> **WORK ITEM**
Every line of the records below that holds the word "access" belongs in the answer.

● ● ● ● ● ● ●

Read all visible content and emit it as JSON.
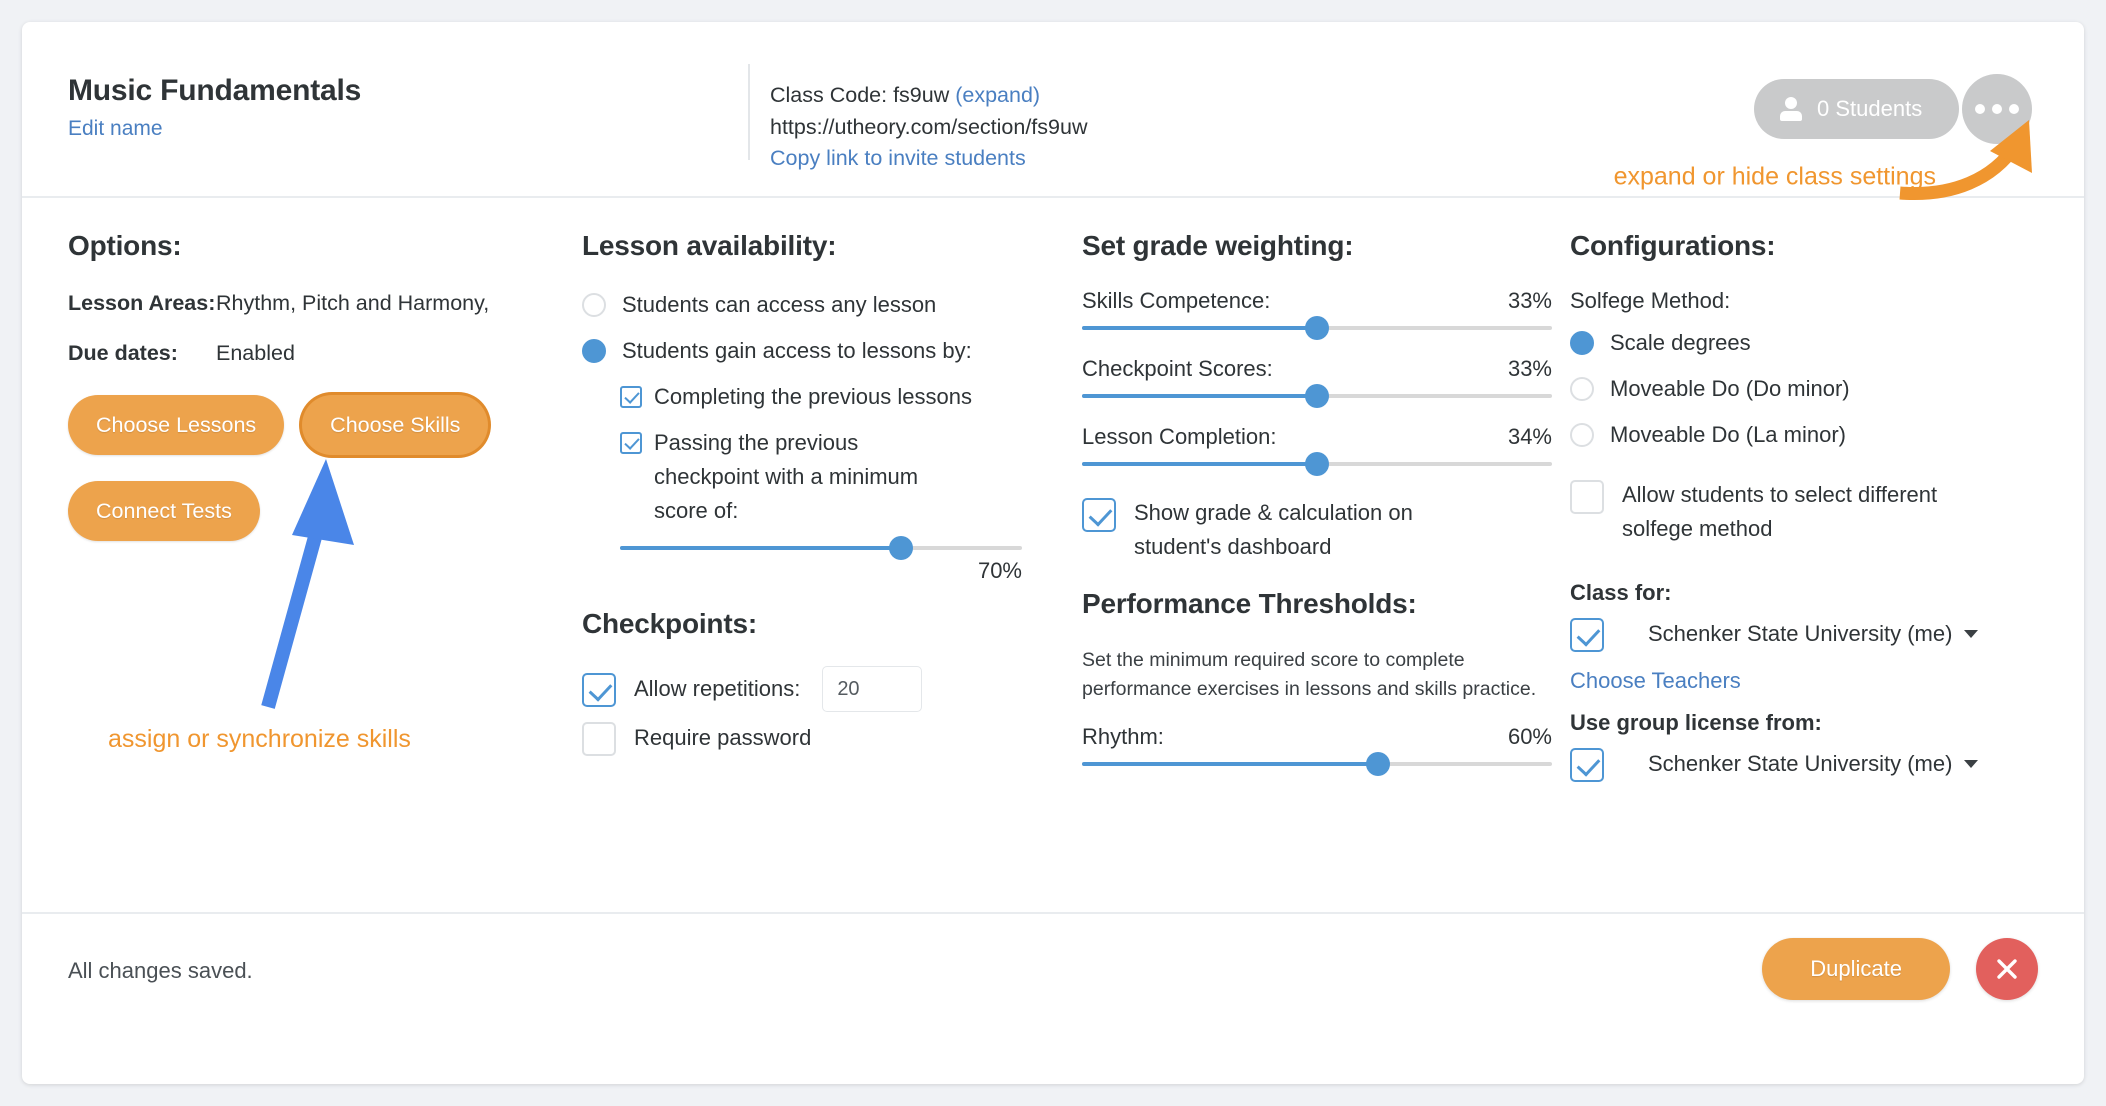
{
  "header": {
    "class_title": "Music Fundamentals",
    "edit_name": "Edit name",
    "class_code_prefix": "Class Code: fs9uw ",
    "class_code_expand": "(expand)",
    "class_url": "https://utheory.com/section/fs9uw",
    "copy_link": "Copy link to invite students",
    "students_count": "0 Students",
    "annotation": "expand or hide class settings"
  },
  "options": {
    "heading": "Options:",
    "rows": [
      {
        "key": "Lesson Areas:",
        "value": "Rhythm, Pitch and Harmony,"
      },
      {
        "key": "Due dates:",
        "value": "Enabled"
      }
    ],
    "choose_lessons": "Choose Lessons",
    "choose_skills": "Choose Skills",
    "connect_tests": "Connect Tests",
    "annotation": "assign or synchronize skills"
  },
  "lesson_availability": {
    "heading": "Lesson availability:",
    "radio_any": "Students can access any lesson",
    "radio_gain": "Students gain access to lessons by:",
    "cb_completing": "Completing the previous lessons",
    "cb_passing": "Passing the previous checkpoint with a minimum score of:",
    "min_score_pct": "70%",
    "min_score_value": 70
  },
  "checkpoints": {
    "heading": "Checkpoints:",
    "allow_repetitions": "Allow repetitions:",
    "repetitions_value": "20",
    "require_password": "Require password"
  },
  "grade_weighting": {
    "heading": "Set grade weighting:",
    "sliders": [
      {
        "label": "Skills Competence:",
        "pct": "33%",
        "value": 50
      },
      {
        "label": "Checkpoint Scores:",
        "pct": "33%",
        "value": 50
      },
      {
        "label": "Lesson Completion:",
        "pct": "34%",
        "value": 50
      }
    ],
    "show_grade": "Show grade & calculation on student's dashboard"
  },
  "performance_thresholds": {
    "heading": "Performance Thresholds:",
    "description": "Set the minimum required score to complete performance exercises in lessons and skills practice.",
    "rhythm_label": "Rhythm:",
    "rhythm_pct": "60%",
    "rhythm_value": 63
  },
  "configurations": {
    "heading": "Configurations:",
    "solfege_label": "Solfege Method:",
    "solfege_options": [
      {
        "label": "Scale degrees",
        "selected": true
      },
      {
        "label": "Moveable Do (Do minor)",
        "selected": false
      },
      {
        "label": "Moveable Do (La minor)",
        "selected": false
      }
    ],
    "allow_different_solfege": "Allow students to select different solfege method",
    "class_for_label": "Class for:",
    "class_for_value": "Schenker State University (me)",
    "choose_teachers": "Choose Teachers",
    "group_license_label": "Use group license from:",
    "group_license_value": "Schenker State University (me)"
  },
  "footer": {
    "saved_text": "All changes saved.",
    "duplicate": "Duplicate"
  },
  "colors": {
    "orange": "#eda34c",
    "annotation_orange": "#f0962f",
    "blue": "#4e96d4",
    "link_blue": "#4a7fc1",
    "red": "#e2605d",
    "gray_pill": "#c9cacb"
  }
}
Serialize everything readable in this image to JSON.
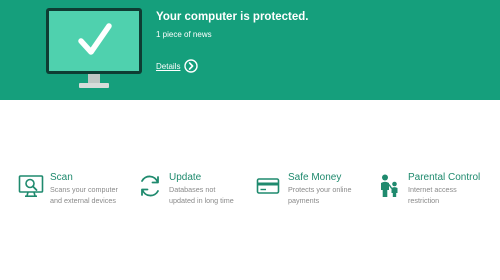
{
  "colors": {
    "hero_background": "#159f7c",
    "hero_text": "#ffffff",
    "screen_fill": "#4fd1ae",
    "accent": "#1f8a6e",
    "description_text": "#8a8a8a"
  },
  "status": {
    "icon": "monitor-checkmark-icon",
    "title": "Your computer is protected.",
    "news": "1 piece of news",
    "details_label": "Details",
    "details_icon": "chevron-right-circle-icon"
  },
  "tiles": [
    {
      "icon": "scan-monitor-icon",
      "title": "Scan",
      "description_line1": "Scans your computer",
      "description_line2": "and external devices"
    },
    {
      "icon": "refresh-arrows-icon",
      "title": "Update",
      "description_line1": "Databases not",
      "description_line2": "updated in long time"
    },
    {
      "icon": "credit-card-icon",
      "title": "Safe Money",
      "description_line1": "Protects your online",
      "description_line2": "payments"
    },
    {
      "icon": "parent-child-icon",
      "title": "Parental Control",
      "description_line1": "Internet access",
      "description_line2": "restriction"
    }
  ]
}
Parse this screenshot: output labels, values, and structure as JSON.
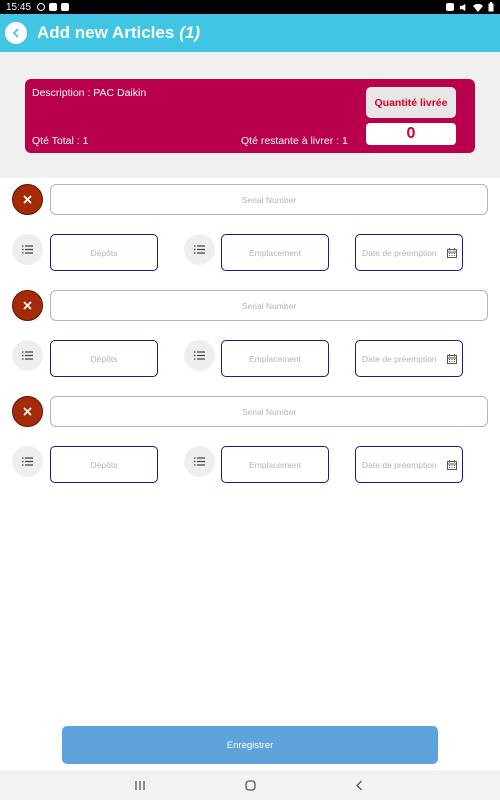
{
  "status_bar": {
    "time": "15:45",
    "left_icons": [
      "app-icon",
      "youtube-icon",
      "image-icon"
    ],
    "right_icons": [
      "alarm-icon",
      "mute-icon",
      "wifi-icon",
      "battery-icon"
    ]
  },
  "app_bar": {
    "back_icon": "chevron-left-icon",
    "title": "Add new Articles",
    "count": "(1)"
  },
  "summary": {
    "description": "Description : PAC Daikin",
    "total": "Qté Total : 1",
    "remaining": "Qté restante à livrer : 1",
    "delivered_button": "Quantité livrée",
    "delivered_value": "0"
  },
  "articles": [
    {
      "serial_placeholder": "Serial Number",
      "depot_placeholder": "Dépôts",
      "location_placeholder": "Emplacement",
      "date_placeholder": "Date de préemption"
    },
    {
      "serial_placeholder": "Serial Number",
      "depot_placeholder": "Dépôts",
      "location_placeholder": "Emplacement",
      "date_placeholder": "Date de préemption"
    },
    {
      "serial_placeholder": "Serial Number",
      "depot_placeholder": "Dépôts",
      "location_placeholder": "Emplacement",
      "date_placeholder": "Date de préemption"
    }
  ],
  "save_button": "Enregistrer",
  "nav_bar": {
    "icons": [
      "recent-apps-icon",
      "home-icon",
      "back-icon"
    ]
  },
  "colors": {
    "app_bar": "#40c5e3",
    "card": "#b8004c",
    "quantity_text": "#d2002a",
    "remove_button": "#a52b08",
    "field_border": "#1a1a8c",
    "save_button": "#5fa3dd"
  }
}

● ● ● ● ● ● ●

> **WRITTEN RESPONSE**
    "radio_any": "Students can access any lesson",
    "radio_gain": "Students gain access to lessons by:",
      "description_line1": "Internet access",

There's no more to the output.